Data listing —

——

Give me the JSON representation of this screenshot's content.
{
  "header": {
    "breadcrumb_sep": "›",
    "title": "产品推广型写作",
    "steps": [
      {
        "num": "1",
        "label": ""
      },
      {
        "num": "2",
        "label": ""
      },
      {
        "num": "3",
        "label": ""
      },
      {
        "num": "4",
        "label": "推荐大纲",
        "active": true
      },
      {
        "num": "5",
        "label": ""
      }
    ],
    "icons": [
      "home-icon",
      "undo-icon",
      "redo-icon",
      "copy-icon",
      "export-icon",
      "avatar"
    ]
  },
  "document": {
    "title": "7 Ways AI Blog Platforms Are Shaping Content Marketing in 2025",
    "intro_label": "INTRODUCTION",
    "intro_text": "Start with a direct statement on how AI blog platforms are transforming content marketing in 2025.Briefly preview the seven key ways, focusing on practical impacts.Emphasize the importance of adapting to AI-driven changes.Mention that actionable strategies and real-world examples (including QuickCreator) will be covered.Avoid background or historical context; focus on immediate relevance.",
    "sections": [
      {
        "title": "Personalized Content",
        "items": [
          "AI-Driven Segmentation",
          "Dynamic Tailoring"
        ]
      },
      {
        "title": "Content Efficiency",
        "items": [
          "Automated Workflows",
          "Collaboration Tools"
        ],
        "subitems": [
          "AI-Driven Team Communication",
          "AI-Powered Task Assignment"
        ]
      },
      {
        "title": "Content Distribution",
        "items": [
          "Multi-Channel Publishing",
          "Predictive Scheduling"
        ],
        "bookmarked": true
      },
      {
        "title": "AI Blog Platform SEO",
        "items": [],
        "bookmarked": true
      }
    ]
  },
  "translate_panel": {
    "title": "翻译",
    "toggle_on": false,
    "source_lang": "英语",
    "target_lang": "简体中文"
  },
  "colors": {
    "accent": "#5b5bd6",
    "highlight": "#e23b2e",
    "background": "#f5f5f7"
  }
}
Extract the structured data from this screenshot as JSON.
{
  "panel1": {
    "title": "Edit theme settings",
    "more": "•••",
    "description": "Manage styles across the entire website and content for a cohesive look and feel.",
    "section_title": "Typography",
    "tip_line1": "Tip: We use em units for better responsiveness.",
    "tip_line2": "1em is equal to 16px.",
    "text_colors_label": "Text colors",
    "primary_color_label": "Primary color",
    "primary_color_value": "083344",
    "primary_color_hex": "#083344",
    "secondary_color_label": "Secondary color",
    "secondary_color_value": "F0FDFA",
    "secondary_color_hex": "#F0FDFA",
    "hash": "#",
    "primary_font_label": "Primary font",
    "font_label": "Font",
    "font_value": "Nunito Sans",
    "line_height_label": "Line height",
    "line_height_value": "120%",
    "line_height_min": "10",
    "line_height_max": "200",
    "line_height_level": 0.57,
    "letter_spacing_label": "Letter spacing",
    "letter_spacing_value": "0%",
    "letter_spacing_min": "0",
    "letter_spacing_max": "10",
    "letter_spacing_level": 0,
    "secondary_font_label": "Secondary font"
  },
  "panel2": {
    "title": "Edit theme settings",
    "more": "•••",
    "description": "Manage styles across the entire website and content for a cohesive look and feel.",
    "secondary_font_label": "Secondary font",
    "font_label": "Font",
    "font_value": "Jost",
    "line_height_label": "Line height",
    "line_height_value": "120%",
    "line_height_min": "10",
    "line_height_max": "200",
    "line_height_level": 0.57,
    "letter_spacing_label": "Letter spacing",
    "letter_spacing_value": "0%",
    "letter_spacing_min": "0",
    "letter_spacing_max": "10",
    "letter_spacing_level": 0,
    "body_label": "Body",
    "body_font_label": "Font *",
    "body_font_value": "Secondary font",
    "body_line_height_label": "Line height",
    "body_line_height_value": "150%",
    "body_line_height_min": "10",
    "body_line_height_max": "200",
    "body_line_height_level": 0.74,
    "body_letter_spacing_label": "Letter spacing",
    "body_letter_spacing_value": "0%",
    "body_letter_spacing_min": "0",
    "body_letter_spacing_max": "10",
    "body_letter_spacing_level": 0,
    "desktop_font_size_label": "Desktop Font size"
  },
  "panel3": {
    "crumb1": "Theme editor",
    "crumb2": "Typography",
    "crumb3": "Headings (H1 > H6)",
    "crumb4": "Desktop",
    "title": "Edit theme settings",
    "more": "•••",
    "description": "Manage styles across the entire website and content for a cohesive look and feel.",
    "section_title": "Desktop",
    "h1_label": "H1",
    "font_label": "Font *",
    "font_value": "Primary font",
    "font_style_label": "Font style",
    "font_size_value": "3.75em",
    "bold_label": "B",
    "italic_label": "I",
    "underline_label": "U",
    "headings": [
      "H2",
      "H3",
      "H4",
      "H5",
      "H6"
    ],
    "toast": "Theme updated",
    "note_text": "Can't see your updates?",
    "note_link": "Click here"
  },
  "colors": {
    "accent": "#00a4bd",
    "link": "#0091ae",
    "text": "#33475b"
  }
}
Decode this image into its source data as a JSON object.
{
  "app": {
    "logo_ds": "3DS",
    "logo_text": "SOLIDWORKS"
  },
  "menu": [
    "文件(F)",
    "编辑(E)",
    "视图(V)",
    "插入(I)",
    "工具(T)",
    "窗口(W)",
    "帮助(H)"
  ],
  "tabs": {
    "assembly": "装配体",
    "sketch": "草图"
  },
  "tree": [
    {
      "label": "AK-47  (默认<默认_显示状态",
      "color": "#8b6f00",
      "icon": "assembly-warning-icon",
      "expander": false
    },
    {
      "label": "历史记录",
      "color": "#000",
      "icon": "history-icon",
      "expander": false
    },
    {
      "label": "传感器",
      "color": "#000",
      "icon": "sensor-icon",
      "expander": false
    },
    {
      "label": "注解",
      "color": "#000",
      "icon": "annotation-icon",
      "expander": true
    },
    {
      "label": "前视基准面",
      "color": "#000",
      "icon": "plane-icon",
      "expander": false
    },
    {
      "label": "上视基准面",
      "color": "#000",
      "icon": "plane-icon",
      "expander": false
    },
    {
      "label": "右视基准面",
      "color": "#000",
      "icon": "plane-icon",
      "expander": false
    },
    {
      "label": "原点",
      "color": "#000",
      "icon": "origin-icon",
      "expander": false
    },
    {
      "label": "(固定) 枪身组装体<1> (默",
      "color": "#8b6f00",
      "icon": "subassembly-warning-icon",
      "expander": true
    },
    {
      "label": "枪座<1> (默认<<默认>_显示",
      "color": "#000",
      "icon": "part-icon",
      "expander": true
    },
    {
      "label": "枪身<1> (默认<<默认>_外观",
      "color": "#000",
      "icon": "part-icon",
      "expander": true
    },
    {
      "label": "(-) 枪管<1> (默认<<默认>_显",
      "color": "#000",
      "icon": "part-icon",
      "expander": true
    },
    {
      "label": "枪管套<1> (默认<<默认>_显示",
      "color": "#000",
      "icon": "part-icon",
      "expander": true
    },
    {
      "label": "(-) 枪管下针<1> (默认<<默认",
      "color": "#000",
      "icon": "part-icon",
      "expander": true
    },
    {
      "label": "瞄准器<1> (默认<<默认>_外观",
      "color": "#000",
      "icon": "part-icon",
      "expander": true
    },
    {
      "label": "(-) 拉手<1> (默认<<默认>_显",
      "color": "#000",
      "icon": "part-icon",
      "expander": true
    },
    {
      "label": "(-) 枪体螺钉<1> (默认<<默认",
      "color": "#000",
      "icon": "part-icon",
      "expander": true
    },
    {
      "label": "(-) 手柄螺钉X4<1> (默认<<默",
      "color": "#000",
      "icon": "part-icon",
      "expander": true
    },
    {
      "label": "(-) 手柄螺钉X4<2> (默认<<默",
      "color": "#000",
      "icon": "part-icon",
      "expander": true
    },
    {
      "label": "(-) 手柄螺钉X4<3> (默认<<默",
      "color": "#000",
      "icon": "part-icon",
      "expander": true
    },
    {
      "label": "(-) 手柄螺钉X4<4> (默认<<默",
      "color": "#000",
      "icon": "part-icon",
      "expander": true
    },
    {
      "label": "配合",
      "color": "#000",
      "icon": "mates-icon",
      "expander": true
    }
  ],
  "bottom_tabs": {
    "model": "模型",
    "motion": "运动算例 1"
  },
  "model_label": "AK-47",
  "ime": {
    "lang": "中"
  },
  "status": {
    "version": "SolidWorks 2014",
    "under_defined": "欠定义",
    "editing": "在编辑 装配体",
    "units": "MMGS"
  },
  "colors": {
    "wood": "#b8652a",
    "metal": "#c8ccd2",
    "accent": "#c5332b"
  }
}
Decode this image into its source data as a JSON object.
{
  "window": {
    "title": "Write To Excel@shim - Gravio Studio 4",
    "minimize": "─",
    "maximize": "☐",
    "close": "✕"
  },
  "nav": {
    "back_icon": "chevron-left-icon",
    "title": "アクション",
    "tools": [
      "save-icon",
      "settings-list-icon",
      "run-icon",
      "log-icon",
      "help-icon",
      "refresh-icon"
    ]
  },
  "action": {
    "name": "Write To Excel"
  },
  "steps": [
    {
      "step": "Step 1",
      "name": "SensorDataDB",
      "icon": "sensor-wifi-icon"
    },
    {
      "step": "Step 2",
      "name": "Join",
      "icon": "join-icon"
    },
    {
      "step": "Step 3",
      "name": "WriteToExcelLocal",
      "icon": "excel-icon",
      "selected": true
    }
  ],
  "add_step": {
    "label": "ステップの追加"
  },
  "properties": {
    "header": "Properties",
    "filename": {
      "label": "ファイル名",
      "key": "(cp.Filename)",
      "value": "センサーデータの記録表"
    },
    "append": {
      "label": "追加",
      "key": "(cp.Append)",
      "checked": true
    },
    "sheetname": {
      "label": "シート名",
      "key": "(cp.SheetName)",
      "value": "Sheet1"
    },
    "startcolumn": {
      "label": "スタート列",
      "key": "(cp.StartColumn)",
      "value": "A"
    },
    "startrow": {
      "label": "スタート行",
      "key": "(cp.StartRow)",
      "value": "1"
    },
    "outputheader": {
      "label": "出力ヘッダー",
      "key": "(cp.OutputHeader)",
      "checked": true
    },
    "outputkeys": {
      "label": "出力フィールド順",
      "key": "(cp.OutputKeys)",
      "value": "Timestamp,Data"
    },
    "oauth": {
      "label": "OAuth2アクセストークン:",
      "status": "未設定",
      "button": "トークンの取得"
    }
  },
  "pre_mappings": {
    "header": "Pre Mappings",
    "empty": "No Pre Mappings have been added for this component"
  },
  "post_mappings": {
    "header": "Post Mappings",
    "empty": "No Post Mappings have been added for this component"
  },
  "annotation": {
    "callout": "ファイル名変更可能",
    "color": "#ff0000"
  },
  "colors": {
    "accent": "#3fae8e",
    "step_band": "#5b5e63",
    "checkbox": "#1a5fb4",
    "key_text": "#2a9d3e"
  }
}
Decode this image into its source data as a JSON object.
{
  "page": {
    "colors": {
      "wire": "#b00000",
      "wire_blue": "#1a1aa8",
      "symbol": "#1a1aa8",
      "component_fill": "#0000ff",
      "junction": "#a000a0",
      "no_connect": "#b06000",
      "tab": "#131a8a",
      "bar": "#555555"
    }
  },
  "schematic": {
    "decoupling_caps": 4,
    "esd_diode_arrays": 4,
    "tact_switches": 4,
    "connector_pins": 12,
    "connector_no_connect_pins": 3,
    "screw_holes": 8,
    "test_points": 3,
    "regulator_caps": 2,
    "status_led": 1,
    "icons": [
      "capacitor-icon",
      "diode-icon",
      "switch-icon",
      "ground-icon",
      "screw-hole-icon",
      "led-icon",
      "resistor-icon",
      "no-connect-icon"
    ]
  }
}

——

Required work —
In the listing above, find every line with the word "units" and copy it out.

Exercise solution —
    "tip_line1": "Tip: We use em units for better responsiveness.",
    "units": "MMGS"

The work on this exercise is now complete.